One of the most talked about films from Mexico in the last couple of years finally comes to America with a big bang. Inspired by a true story, Miss Bala provides a certain authenticity thanks to relatively new director Gerardo Nariño. Showing off his directing chops, Nariño pulls you in from the opening credits when the words, Miss Bala - in blood red letters - flash across the screen. Still, the film manages to avoid the clichés of the deadly drug wars occurring in Juarez and other places throughout Northern Mexico and the U.S. border.
Initially, you are drawn into the complex story set in the Mexican border city of Baja. Miss Bala chronicles three terrifying days in the life of unsuspecting beauty queen hopeful, Laura Guerro (Stephanie Sigman), who finds herself in the struggles between the La Estrella gang and the police. Laura soon gets caught in the fast life of trafficking money and weapons across the US-Mexico border as her dream of being 'Miss Baja California' becomes a nightmare as she becomes a pawn between the cartels and federal agents.
Laura’s foremost struggle is to protect herself and her family -- doing anything in order to make sure that happens. The film has scenes of real menace, you just don't know how she is going to escape her predicaments and showcases well-executed action scenes.
The first thing that really surprised me was the directing style, quite unusual but with purpose. There were lots of panning, traveling and sequence shots, creating a documentary style feel. Truly, this was the most notable aspect of the movie. The second was the realism of it all: the language, the characters-- especially Noe Hernandez portrayal as Lino. He really employed a different spin on the stereotypical movie gangster.

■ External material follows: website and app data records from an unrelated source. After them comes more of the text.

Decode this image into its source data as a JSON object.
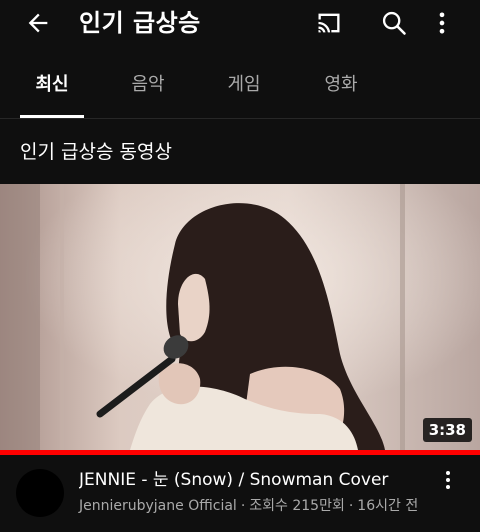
{
  "appbar": {
    "title": "인기 급상승",
    "icons": {
      "back": "arrow-back-icon",
      "cast": "cast-icon",
      "search": "search-icon",
      "more": "more-vertical-icon"
    }
  },
  "tabs": [
    {
      "label": "최신",
      "active": true
    },
    {
      "label": "음악",
      "active": false
    },
    {
      "label": "게임",
      "active": false
    },
    {
      "label": "영화",
      "active": false
    }
  ],
  "section": {
    "title": "인기 급상승 동영상"
  },
  "video": {
    "duration": "3:38",
    "progress_fraction": 1.0,
    "title": "JENNIE - 눈 (Snow) / Snowman Cover",
    "channel": "Jennierubyjane Official",
    "views": "조회수 215만회",
    "age": "16시간 전",
    "separator": "·"
  },
  "colors": {
    "background": "#0f0f0f",
    "progress": "#ff0000",
    "text_primary": "#ffffff",
    "text_secondary": "#aaaaaa"
  }
}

The locations and shooting scenes between cops and the henchmen feel authentic enough to send a shockwave to your heart. Nariño has what it takes to be a great director; the only drawback was that you couldn’t feel the hidden beauty and flavor that exists throughout Latin America. Miss Bala felt somewhat slow and didn’t have a large pay off at the end. I wouldn’t put it in the category of pulse-pounding classics, such as Maria Full of Grace, Sin Nombre or Traffic. Nariño fashions a highly original thriller that pulls you but has a difficult time keeping you enthused.